The other facet of investing we’ve been very focused on is further defining our specific specialty. The best generalist investors have all had particular areas that they’ve excelled in, and have rarely strayed from these opportunities. Rare are the investors that are able to identify a Facebook in an early venture capital round, but also invest in distressed situations. In fact, such an investor probably doesn’t exist. If we look at our most successful investments, they have been made when we’ve taken a view on the company beyond the next six months and where confusion and emotions were running high among the investor base. Our typical diligence process has been more rigorous than that of most private-equity investors, and we’ve used this process to help give us conviction in the valuations at which we’re able to buy these businesses, often times with short-term underperformance. Of the best investments, the quality of the management teams and the long-term durability and attractiveness of the businesses have been the most reliable predictors of success.
That bodes well for our year ahead, both through our current positions and through the opportunities that have opened up in the most recent month. While all major investments have value-creating events in the near future, the average market participant is unaware of all these near-term opportunities. Confusion is running high around nearly all of their fundamentals. That’s the way we’d prefer to enter a year, with the odds stacked in our favor and a market ignorant to the potential. We’ll use the setback of January to add to this opportunity set. When the macroeconomic picture looks foggy, we already know what to do. We've done it before. When the market doubts what we know to be true on a micro-level, we always hunker down, add to the positions in which we have conviction, and outperform in the long-run.
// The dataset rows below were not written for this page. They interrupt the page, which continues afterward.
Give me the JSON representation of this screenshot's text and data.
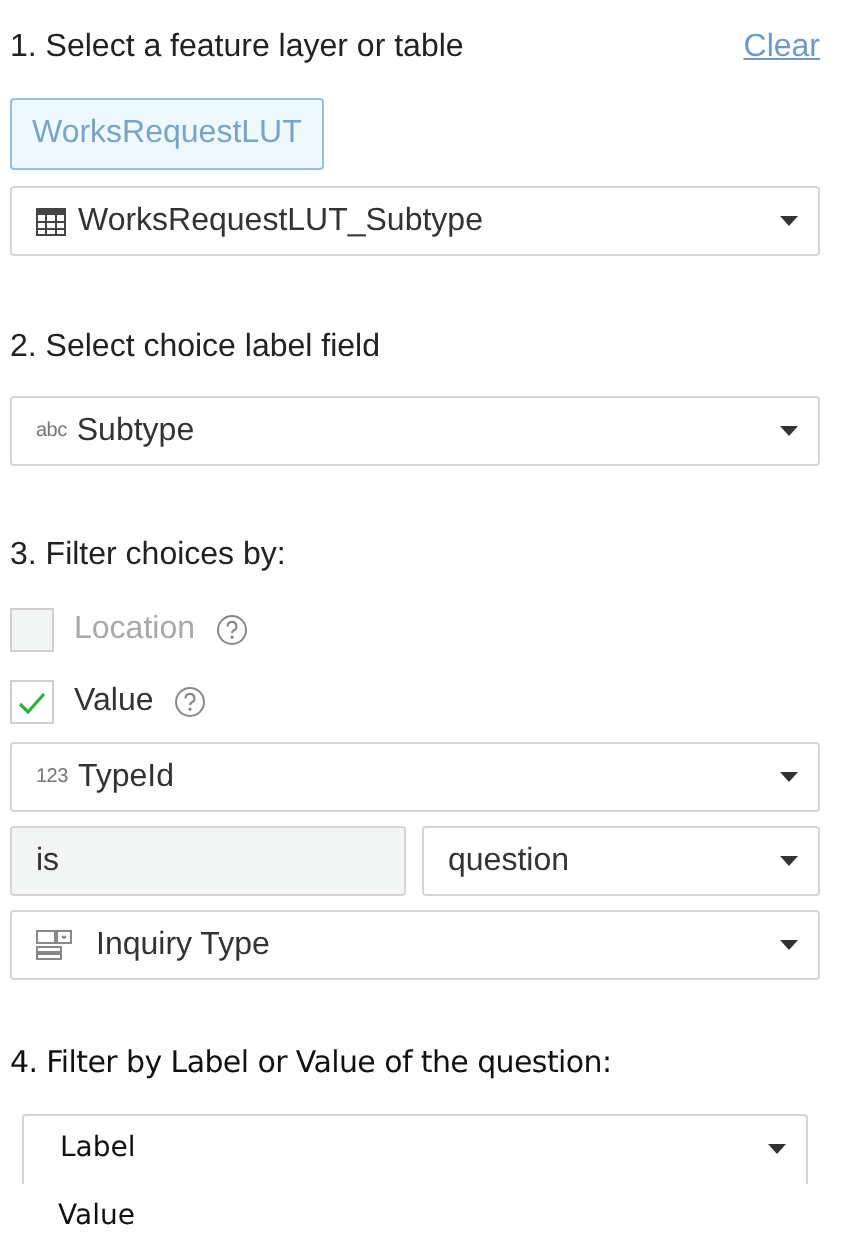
{
  "section1": {
    "heading": "1. Select a feature layer or table",
    "clear_link": "Clear",
    "chip": "WorksRequestLUT",
    "layer_select": {
      "value": "WorksRequestLUT_Subtype"
    }
  },
  "section2": {
    "heading": "2. Select choice label field",
    "field_select": {
      "type_label": "abc",
      "value": "Subtype"
    }
  },
  "section3": {
    "heading": "3. Filter choices by:",
    "options": [
      {
        "label": "Location",
        "checked": false,
        "disabled": true
      },
      {
        "label": "Value",
        "checked": true,
        "disabled": false
      }
    ],
    "value_field_select": {
      "type_label": "123",
      "value": "TypeId"
    },
    "operator": {
      "value": "is"
    },
    "source_select": {
      "value": "question"
    },
    "question_select": {
      "value": "Inquiry Type"
    }
  },
  "section4": {
    "heading": "4. Filter by Label or Value of the question:",
    "filter_select": {
      "value": "Label",
      "options": [
        {
          "label": "Value"
        }
      ]
    }
  }
}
When everyone has lost their heads, keeping ours firmly intact has always benefited us. Thank you for the gift of your trust, it has enabled us to face this environment with conviction and enthusiasm.
Steven Wood, CFA